Four points are important in determining the time that has elapsed since death. HYPOSTASIS, or congestion, begins to appear as livid spots on the back, often mistaken for bruises, three hours or more after death. This is due to the blood running into the vessels in the lowest parts. Loss of heat begins at once after death, and the body has become as cold as the surrounding air after 12 hours – although this is delayed by hot weather, death from ASPHYXIA, and some other causes. Rigidity, or rigor mortis, begins in six hours, takes another six to become fully established, remains for 12 hours and passes o? during the succeeding 12 hours. It comes on quickly when extreme exertion has been indulged in immediately before death; conversely it is slow in onset and slight in death from wasting diseases, and slight or absent in children. It begins in the small muscles of the eyelid and jaw and then spreads over the body. PUTREFACTION is variable in time of onset, but usually begins in 2–3 days, as a greenish tint over the abdomen.... Medical Dictionary


Medical Dictionary

If deaths from accidents are excluded, this term means the unexpected death of an apparently healthy person. CARDIAC ARREST is the most common cause of sudden death. Older people (35 years or above) who su?er cardiac arrest commonly have coronary artery disease (see HEART, DISEASES OF) with restriction or stoppage of blood supply to part of the heart which causes INFARCTION (heart attack). Irregularity of the heartbeat (cardiac ARRHYTHMIA) is another cause. MYOCARDITIS, PNEUMONIA and STROKE can also result in sudden death, as can ASTHMA, anaphylactic shock (see ANAPHYLAXIS), ruptured aortic ANEURYSM and SUICIDE, the incidence of which is rising, especially among young people, and is over 4,000 a year in the UK.

Sudden death sometimes occurs in infants, usually in the ?rst year of life: this is called SUDDEN INFANT DEATH SYNDROME (SIDS) or, colloquially, cot death, the possible causes of which are an ongoing subject for research and debate.

When a person dies unexpectedly the event must be reported to a CORONER, who has the power to decide whether an AUTOPSY is necessary.... Medical Dictionary


Medical Dictionary

Sudden infant death syndrome, or cot death, refers to the unexpected death – usually during sleep – of an apparently healthy baby. Well over 1,500 such cases are thought to have occurred in the United Kingdom each year until 1992, when government advice was issued about laying babies on their backs. The ?gure was 192 in 2002 and continues to fall. Boys are a?ected more than girls, and over half of these deaths occur at the age of 2–6 months. More common in lower social classes, the incidence is highest in the winter; most of the infants have been bottle-fed (see also INFANT FEEDING).
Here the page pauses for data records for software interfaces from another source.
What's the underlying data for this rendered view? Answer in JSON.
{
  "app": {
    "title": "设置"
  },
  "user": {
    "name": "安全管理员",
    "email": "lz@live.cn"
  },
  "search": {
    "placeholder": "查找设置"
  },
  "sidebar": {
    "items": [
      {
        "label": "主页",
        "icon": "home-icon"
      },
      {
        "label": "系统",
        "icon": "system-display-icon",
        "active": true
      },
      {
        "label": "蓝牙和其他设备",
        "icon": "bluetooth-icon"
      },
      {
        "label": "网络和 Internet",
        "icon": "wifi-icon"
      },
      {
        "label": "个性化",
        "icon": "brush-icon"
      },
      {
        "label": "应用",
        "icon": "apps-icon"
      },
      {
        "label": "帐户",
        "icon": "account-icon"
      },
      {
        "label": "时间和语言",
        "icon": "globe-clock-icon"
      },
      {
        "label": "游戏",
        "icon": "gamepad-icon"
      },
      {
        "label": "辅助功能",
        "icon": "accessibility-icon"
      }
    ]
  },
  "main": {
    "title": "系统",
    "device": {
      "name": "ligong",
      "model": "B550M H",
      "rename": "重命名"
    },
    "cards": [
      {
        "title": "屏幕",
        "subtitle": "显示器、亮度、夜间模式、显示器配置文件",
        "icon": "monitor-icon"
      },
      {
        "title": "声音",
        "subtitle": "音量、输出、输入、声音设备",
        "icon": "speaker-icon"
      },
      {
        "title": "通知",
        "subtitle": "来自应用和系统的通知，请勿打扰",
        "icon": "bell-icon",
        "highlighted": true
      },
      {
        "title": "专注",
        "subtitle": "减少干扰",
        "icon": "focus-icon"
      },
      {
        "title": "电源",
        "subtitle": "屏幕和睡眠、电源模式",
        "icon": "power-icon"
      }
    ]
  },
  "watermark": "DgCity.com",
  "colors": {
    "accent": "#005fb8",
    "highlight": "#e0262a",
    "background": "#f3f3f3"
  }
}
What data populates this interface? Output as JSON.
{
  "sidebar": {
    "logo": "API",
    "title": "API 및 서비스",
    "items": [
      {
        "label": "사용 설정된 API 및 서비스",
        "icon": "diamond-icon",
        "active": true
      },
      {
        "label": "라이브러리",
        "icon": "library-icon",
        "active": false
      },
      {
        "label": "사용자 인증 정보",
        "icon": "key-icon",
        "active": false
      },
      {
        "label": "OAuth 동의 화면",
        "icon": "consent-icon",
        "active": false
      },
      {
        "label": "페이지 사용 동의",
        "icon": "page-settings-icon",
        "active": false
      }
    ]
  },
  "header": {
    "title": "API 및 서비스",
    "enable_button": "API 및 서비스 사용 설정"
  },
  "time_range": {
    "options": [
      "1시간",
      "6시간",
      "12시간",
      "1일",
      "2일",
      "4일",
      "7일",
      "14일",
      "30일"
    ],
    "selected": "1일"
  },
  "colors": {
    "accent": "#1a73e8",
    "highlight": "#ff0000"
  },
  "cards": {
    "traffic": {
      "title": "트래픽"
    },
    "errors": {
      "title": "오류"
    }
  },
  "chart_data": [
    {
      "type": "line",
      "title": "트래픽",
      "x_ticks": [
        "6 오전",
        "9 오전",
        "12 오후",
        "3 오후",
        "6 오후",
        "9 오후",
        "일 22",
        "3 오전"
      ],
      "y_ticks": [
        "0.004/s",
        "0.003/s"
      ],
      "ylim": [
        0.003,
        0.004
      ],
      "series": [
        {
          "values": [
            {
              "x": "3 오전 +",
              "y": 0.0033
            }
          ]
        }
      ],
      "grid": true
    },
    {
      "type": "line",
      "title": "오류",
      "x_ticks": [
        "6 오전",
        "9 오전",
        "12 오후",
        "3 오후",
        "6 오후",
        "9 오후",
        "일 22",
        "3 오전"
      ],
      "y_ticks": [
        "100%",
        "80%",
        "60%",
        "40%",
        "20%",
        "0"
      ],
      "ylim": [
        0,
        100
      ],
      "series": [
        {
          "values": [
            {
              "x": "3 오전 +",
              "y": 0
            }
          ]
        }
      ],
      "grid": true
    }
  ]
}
Causes These are unknown, with possible multiple aetiology. Prematurity and low birth-weight may play a role. The sleeping position of a baby and an over-warm environment may be major factors, since deaths have fallen sharply since mothers were o?cially advised to place babies on their backs and not to overheat them. Some deaths are probably the result of respiratory infections, usually viral, which may stop breathing in at-risk infants, while others may result from the infant becoming smothered in a soft pillow. Faults in the baby’s central breathing control system (central APNOEA) may be a factor. Other possible factors include poor socioeconomic environment; vitamin E de?ciency; or smoking, drug addiction or anaemia in the mother. Help and advice may be obtained from the Foundation for the Study of Infant Deaths and the Cot Death Society.... Medical Dictionary